__Source material__
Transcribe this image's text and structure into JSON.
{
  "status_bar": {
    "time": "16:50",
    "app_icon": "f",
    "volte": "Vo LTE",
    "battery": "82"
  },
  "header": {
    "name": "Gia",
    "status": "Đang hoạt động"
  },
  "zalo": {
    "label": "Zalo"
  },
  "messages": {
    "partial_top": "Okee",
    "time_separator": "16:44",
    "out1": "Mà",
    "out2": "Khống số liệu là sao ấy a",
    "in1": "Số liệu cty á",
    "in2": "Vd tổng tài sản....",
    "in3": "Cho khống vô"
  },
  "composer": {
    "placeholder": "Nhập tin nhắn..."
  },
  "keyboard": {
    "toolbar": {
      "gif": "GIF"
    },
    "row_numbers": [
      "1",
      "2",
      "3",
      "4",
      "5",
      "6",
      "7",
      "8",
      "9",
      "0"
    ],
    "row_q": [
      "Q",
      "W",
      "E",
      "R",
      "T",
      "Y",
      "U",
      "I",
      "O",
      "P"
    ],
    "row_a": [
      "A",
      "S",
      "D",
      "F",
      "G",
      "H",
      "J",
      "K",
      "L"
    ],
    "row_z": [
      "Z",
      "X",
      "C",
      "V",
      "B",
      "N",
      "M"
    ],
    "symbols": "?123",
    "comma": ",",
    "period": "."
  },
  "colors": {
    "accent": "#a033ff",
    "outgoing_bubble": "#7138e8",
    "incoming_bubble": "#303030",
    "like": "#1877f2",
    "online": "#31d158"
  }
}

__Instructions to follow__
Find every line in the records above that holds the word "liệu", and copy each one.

__Exercise output__
    "out2": "Khống số liệu là sao ấy a",
    "in1": "Số liệu cty á",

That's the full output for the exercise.